Let us understand why we these rice varieties are important. The rice we consume today is largely Oryza Sativa that originally comes from China. Similarly, Oryza Glaberrima from Africa is also there. These are Oryza species that are suitable for cultivation. Wild rice species are there that are not cultivated. The taxonomy of plant varieties is credited to Swedish naturalist Carl Linnaeus although it is known that Itty Achuthan who lived in Idukki district introduced the system of nomenclature to Europeans. Our Mappillai Samba and KuLLak Kaar are part of Oryza Sativa.

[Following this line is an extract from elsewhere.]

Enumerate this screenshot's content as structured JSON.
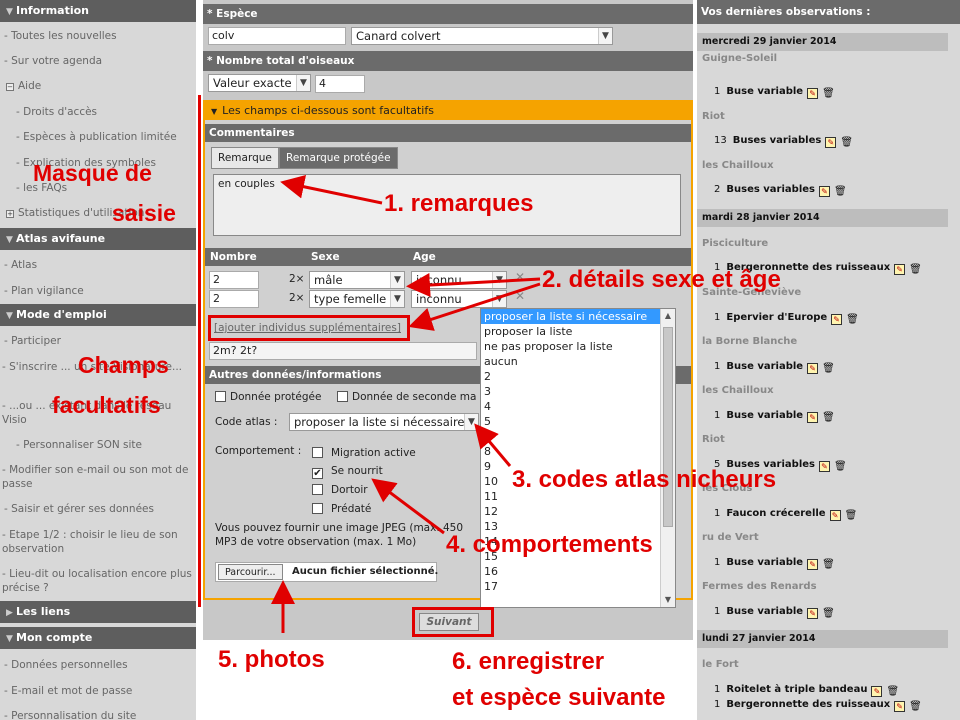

We need to find the properties of these varieties. How tall the paddy plant is, the colour of the seeds, girth, when the paddy sprouts, when it is harvested, as well as its lifetime need to be evaluated, says Arivudai Nambi who adds that any paddy variety should be sown and harvested at the time best suited for it. For instance, it is possible that in the stalk, the paddy at the bottom is mature whereas at the top it is not mature. Only the mature rice should be harvested and some of it kept aside for the next crop. Over a period of time, we can have good quality seeds if these practices are observed.
Rice varieties can be hybrid, too. Hybrid is required to tackle climate change, drought conditions and so on. Multinational companies are trying to appropriate seed varieties. There is a need to identify and save traditional varieties. There has been a grassroots movement in the state to save these rice varieties but the effort has faced many challenges. .
Information on rice varieties has been passed on word-of-mouth. Scientific research is needed to support this native knowledge. Similar research elsewhere in India has yielded constructive results. The Central Food Technical Research Institute in Thanjavur has done some research but not all of it is in the public domain.
Native wisdom has it that Mappillai Samba leads to more virility. But research is needed to find out if any nutrient support is given by that rice variety that achieves this.
Similarly, Kallundai Samba is supposed to make the body as strong as stone (kallu in Tamil). Thanga Samba is said to enhance skin tone and make it shine like gold (thangam). Karunkuruvai Kadi is used in Siddha medicine. While these have become marketing gimmicks today to sell these rice varieties, what is lacking is good scientific research on the nutrients in these rice varieties.
KaLarpaalai is said to be drought resistant. Arupatham Kuruvai is a short term crop.
Rice varieties have been divided in terms of their nutritional content, medicinal values, cultivation requirements, as well as cooking requirements.
Rice is classified based on consumption needs, too. Mozhikaruppu is native to Tirunelveli and Tenkasi. It’s a thick rice variety and has longer shelf-life once cooked – suited for consumption a day after. Unfortunately, the culture of consuming yesterday’s rice, “pazhaya soru”, has vanished and this rice variety is almost non-existent now.
KavuNi is good for making pudding. But pudding (kaLi) is no more made at homes. These dishes have positive health impacts and the cooking method is important. For instance, while a rice variety may contain Vitamin C the body may not absorb it unless the rice is cooked in a certain way.
The ancient text, Tolkappiam, indicates that pudding should be swallowed, gruel should be drunk, and cooked rice should be munched and eaten. It is important to know in which soil, what type of seed should be sown at what time of the year. What is also important is how the rice is cooked and eaten.
All this genetic wealth, traditional knowledge is at stake now. While we are losing them, multinational companies are trying to appropriate them in the name of patent rights. There is an urgent need now more than ever to save our traditional rice varieties.
The author is an organic farming expert and activist